== Segment start ==

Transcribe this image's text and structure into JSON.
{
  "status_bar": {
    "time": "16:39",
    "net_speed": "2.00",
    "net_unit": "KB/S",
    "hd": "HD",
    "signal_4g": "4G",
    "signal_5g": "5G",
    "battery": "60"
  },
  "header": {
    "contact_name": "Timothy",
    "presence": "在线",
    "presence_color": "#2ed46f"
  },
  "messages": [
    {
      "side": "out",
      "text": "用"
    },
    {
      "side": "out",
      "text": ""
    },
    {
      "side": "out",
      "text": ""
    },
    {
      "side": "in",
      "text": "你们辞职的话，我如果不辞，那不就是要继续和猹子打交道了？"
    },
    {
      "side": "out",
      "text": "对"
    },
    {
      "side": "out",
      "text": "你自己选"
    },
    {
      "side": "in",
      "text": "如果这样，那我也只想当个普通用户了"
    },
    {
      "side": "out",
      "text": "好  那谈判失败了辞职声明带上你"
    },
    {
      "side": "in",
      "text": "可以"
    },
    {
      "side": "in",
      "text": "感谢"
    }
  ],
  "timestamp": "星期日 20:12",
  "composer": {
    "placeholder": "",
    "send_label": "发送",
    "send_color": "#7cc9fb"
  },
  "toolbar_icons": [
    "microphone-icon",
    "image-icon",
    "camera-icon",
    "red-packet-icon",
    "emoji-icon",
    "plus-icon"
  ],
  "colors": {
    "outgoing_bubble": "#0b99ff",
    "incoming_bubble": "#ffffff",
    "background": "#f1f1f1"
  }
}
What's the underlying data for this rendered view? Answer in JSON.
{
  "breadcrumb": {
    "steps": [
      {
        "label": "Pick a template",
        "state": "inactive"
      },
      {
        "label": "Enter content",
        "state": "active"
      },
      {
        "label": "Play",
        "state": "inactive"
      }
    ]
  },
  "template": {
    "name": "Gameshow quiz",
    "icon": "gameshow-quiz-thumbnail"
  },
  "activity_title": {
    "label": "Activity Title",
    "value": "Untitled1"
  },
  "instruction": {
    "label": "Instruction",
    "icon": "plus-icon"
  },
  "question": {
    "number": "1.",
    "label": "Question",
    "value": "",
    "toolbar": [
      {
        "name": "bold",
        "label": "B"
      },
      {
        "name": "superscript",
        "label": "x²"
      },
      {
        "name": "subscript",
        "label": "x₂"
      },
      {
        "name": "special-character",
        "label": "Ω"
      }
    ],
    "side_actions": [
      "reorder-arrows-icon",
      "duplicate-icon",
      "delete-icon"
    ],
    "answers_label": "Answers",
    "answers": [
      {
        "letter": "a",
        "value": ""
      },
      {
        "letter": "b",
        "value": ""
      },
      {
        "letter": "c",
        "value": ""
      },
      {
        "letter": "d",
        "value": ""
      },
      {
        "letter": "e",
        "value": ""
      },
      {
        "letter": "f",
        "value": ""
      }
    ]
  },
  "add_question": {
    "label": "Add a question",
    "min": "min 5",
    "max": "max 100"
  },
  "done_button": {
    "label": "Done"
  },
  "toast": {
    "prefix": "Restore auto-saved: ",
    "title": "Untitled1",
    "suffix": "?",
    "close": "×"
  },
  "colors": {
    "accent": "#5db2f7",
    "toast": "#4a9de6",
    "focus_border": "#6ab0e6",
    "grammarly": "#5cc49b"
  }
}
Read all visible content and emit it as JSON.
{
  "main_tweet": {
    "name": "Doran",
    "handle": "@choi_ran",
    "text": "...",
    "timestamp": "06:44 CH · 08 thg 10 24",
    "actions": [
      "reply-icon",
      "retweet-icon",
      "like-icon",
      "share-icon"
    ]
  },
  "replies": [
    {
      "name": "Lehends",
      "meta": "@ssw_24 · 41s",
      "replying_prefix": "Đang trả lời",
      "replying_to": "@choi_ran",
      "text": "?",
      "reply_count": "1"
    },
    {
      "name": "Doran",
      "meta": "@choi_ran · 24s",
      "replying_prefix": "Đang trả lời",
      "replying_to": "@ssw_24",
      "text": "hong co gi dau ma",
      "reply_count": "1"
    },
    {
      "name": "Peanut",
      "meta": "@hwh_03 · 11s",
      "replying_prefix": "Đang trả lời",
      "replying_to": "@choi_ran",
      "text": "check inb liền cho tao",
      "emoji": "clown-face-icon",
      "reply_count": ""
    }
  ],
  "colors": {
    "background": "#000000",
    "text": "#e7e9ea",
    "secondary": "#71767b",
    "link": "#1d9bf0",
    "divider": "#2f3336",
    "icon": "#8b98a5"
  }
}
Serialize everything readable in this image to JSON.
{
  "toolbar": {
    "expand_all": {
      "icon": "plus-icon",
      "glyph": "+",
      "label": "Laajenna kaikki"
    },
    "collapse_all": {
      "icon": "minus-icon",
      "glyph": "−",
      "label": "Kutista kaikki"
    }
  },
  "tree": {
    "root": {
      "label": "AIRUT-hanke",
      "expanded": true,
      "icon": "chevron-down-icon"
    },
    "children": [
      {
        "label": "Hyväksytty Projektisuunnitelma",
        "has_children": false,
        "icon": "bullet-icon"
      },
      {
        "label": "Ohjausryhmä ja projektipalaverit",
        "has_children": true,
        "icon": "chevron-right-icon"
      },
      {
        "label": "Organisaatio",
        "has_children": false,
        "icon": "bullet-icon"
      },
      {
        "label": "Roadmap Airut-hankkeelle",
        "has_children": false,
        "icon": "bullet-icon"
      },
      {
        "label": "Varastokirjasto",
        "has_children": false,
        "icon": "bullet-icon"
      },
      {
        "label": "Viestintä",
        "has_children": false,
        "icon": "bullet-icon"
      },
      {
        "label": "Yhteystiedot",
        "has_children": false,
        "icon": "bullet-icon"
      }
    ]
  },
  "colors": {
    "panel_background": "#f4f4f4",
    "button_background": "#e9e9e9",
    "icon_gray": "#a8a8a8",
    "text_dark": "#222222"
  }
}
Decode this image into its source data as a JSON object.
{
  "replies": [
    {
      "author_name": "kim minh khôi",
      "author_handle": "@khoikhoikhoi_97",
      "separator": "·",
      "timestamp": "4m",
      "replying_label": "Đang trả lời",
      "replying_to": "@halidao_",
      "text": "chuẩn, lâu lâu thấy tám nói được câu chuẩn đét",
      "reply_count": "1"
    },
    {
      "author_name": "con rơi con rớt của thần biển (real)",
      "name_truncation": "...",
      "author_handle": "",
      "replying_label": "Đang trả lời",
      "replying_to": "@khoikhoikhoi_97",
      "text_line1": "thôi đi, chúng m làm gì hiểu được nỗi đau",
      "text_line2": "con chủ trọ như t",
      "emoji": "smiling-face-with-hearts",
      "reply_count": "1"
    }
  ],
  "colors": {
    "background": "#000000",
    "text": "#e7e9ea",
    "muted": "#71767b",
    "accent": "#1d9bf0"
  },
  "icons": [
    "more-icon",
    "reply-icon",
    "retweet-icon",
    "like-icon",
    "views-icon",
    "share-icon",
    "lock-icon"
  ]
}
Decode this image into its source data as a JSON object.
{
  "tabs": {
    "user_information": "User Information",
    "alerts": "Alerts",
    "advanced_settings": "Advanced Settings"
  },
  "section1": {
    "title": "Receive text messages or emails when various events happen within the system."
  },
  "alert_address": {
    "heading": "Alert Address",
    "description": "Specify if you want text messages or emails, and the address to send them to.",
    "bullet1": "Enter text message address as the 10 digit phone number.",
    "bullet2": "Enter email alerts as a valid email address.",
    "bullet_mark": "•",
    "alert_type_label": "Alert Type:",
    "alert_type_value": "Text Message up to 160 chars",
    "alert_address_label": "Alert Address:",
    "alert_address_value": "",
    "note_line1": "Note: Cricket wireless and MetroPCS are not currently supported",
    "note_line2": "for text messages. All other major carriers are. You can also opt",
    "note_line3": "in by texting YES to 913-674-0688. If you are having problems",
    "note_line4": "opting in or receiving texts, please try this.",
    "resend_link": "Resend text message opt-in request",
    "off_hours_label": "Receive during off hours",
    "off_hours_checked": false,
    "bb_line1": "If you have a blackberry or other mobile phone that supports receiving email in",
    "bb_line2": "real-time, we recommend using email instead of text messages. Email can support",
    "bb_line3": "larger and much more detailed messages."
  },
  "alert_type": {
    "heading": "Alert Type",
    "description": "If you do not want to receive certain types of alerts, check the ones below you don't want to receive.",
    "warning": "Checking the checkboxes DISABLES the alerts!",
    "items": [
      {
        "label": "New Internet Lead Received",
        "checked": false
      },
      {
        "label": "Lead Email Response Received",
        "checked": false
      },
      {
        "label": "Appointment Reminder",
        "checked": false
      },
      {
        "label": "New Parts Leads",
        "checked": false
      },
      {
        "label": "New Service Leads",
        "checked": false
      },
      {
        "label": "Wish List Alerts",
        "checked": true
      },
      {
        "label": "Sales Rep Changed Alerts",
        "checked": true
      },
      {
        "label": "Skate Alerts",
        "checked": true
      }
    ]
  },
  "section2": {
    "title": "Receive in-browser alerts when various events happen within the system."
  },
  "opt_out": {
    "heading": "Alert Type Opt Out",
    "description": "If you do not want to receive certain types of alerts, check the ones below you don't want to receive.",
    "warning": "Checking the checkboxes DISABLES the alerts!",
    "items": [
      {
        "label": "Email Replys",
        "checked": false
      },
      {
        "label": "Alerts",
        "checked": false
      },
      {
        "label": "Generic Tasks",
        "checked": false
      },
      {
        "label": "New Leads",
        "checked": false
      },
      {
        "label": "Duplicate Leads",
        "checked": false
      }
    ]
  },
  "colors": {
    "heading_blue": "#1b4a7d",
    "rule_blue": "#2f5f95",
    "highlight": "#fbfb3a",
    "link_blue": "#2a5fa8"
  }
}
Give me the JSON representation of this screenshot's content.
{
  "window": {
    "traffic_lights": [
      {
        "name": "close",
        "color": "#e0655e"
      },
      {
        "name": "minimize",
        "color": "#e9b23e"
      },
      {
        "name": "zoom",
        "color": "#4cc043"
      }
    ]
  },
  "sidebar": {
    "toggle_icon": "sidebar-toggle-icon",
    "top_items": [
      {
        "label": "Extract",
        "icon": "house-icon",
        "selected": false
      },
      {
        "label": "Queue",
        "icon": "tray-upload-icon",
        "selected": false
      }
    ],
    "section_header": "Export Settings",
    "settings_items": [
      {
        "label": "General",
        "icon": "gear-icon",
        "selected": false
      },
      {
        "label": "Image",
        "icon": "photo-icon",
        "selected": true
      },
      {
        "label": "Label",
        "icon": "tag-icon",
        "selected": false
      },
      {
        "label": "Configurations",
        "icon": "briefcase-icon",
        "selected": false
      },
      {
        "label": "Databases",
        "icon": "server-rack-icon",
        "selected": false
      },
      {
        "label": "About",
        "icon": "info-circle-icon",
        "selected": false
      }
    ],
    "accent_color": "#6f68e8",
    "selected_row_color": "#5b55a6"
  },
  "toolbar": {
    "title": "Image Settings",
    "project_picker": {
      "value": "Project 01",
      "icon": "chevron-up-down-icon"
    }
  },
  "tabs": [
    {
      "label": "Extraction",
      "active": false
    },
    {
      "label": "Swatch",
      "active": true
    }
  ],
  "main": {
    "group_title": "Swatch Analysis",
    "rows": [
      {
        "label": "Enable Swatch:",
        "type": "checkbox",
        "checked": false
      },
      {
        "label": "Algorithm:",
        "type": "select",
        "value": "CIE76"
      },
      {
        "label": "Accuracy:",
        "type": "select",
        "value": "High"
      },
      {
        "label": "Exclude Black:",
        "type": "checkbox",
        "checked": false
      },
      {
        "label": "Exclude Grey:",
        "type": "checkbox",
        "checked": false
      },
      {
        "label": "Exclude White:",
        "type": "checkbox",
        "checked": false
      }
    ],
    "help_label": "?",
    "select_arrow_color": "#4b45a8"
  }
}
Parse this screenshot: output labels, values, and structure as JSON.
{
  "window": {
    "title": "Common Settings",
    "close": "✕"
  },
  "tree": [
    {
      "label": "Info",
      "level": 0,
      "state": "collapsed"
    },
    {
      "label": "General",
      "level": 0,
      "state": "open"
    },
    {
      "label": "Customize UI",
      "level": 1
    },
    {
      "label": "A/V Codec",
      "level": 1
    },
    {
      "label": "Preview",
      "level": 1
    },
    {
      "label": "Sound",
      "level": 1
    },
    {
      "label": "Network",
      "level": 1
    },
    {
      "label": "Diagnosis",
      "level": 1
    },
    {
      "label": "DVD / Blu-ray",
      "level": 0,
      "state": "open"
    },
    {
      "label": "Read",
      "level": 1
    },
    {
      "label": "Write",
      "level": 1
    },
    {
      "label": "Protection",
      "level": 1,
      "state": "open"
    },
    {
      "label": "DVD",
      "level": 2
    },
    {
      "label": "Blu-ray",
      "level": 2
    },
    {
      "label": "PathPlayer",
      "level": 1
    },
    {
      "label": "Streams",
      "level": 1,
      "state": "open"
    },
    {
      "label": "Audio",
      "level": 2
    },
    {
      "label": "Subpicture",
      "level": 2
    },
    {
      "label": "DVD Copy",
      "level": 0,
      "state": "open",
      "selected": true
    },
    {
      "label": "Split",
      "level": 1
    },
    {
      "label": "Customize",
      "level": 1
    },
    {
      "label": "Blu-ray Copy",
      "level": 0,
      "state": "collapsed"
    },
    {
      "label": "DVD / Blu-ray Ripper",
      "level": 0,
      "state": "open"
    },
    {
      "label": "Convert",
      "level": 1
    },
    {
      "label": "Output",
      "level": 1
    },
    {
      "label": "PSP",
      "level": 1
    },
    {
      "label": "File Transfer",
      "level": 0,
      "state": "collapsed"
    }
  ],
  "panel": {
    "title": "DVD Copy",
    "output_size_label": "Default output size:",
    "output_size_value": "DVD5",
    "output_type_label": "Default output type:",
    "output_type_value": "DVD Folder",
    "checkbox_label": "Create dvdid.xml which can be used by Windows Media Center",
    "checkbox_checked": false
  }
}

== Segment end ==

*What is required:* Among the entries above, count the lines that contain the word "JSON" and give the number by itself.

*Answer to the problem:* 8